There are a lot of things to know about estate planning. It can be a complex process, but it’s important. Here are some basics that all business owners should know.
First, you need to make a will. A will is a document that clearly states your wishes for your estate after you die. It’s important to make sure your will is legally valid, so it’s important to work with an attorney.
Second, you should set up a trust. Trusts can be very helpful in estate planning, and there are different types of trusts that can be useful for different purposes. Again, it’s important to work with an attorney to make sure everything is done correctly.
Third, you should appoint a power of attorney. Power of attorneys are individuals who have the legal authority to act on your behalf if something happens to you and you can’t take care of things yourself. You should designate both health care and financial power of attorneys to ensure that your wishes are carried out no matter what happens to you.
These are just some basics when it comes to estate planning for business owners. There are many other things to consider, so if you’re interested in learning more, contact an attorney today!
What is a Power of Attorney?
A power of attorney (POA) is a legal document that authorizes another person, known as an “agent” or “attorney-in-fact,” to act on your behalf in financial or legal matters. You, the “principal,” retain control over who you appoint as your agent and what authority you grant them. A POA can be broad in scope, giving your agent the power to handle all of your financial affairs, or it can be limited to a specific task, such as selling your home. Powers of attorney are an important part of estate planning and can be used to plan for incapacity as well as death.
There are two types of powers of attorney: durable and non-durable. A durable power of attorney remains in effect even if you become incapacitated, while a non-durable power of attorney is automatically canceled if you become incapacitated. Most powers of attorney are durable.
When choosing someone to appoint as your agent, it’s important to choose someone you trust implicitly and who has the financial knowledge and acumen to handle your affairs competently.
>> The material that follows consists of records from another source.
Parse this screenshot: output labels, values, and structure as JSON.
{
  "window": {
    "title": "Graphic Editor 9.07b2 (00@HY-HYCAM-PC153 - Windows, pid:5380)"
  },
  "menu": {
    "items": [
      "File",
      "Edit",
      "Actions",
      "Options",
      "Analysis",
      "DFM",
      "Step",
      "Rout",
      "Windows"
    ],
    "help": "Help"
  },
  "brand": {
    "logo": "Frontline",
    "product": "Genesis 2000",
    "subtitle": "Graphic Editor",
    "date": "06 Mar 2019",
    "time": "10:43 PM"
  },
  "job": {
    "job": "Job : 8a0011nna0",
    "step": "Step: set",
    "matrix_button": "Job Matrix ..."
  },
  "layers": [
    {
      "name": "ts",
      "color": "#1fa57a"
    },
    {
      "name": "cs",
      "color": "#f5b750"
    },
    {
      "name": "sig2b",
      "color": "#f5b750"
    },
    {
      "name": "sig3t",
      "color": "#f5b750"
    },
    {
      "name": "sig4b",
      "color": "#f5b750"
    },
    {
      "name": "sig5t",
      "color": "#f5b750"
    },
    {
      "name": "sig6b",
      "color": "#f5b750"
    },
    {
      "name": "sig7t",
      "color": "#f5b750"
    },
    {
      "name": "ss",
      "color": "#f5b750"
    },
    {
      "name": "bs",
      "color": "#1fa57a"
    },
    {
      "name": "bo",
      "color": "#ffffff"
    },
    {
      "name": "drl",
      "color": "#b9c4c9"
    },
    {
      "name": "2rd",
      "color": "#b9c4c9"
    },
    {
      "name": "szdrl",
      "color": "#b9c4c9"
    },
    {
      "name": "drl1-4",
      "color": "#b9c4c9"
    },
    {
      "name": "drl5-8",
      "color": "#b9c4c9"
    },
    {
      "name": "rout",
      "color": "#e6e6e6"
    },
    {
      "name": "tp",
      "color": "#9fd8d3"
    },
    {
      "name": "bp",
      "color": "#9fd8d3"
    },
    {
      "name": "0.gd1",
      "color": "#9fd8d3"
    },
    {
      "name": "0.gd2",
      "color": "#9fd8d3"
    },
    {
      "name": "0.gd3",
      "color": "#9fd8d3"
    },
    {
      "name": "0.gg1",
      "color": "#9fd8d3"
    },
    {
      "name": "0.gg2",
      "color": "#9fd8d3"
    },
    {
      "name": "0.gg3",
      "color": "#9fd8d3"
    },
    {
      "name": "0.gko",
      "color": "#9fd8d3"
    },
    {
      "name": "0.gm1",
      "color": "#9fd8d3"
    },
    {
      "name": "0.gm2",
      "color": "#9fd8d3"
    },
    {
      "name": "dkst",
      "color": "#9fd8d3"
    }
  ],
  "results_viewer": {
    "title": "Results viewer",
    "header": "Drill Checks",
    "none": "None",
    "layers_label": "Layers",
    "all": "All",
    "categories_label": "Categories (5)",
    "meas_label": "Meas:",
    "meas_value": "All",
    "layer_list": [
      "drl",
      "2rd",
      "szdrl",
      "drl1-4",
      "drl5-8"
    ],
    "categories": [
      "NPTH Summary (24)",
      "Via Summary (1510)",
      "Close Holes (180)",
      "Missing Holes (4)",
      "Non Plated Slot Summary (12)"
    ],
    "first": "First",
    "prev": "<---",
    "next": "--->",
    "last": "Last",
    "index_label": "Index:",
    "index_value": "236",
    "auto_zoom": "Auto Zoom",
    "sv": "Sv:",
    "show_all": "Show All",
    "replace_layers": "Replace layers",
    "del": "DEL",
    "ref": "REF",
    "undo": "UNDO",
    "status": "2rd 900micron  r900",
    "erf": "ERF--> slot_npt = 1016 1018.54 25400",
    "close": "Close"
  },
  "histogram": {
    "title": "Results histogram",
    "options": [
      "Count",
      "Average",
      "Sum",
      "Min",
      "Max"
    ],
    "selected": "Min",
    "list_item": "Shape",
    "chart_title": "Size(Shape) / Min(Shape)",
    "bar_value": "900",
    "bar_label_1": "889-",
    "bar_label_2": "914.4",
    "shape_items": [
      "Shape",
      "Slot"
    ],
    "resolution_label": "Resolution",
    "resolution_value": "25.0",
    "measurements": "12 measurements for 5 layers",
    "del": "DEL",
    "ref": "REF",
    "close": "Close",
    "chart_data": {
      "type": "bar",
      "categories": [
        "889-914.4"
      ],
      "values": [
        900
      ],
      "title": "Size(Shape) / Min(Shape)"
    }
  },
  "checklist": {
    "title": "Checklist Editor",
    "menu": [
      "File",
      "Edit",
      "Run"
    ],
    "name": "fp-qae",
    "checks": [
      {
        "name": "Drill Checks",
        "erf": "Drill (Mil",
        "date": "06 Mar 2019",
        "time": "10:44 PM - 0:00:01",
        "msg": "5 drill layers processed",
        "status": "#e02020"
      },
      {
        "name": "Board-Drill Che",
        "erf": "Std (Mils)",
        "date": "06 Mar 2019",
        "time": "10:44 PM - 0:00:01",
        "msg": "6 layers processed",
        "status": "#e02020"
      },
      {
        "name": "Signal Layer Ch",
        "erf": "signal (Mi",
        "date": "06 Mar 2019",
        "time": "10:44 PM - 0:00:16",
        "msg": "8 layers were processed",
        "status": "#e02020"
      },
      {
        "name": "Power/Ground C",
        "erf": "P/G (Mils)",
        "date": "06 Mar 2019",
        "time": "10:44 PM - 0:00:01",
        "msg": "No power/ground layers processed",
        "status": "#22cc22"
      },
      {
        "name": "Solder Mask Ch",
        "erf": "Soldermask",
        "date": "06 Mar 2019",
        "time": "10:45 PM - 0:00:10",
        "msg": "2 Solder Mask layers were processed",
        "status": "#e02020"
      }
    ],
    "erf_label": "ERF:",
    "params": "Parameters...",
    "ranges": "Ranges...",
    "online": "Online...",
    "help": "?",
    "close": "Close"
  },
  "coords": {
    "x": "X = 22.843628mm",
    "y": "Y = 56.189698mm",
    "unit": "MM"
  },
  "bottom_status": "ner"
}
You may want to consider appointing a co-agent, which can provide built-in checks and balances, or naming someone who lives in another state in case you become incapacitated while traveling.
It’s also important to understand that a power of attorney does not extend to medical decisions. For those decisions, you’ll need to execute a separate document known as a healthcare power of attorney or advance directive.
What is a Beneficiary?
For those who don’t know, a beneficiary in estate planning is a person who has been assigned to benefit financially from a trust, will, or life insurance policy.
Aside from that, you can also name individual financial accounts or beneficiaries in the event that you pass away.
Keep in mind that only the owner of the policy, trust, will, or account can assign a beneficiary.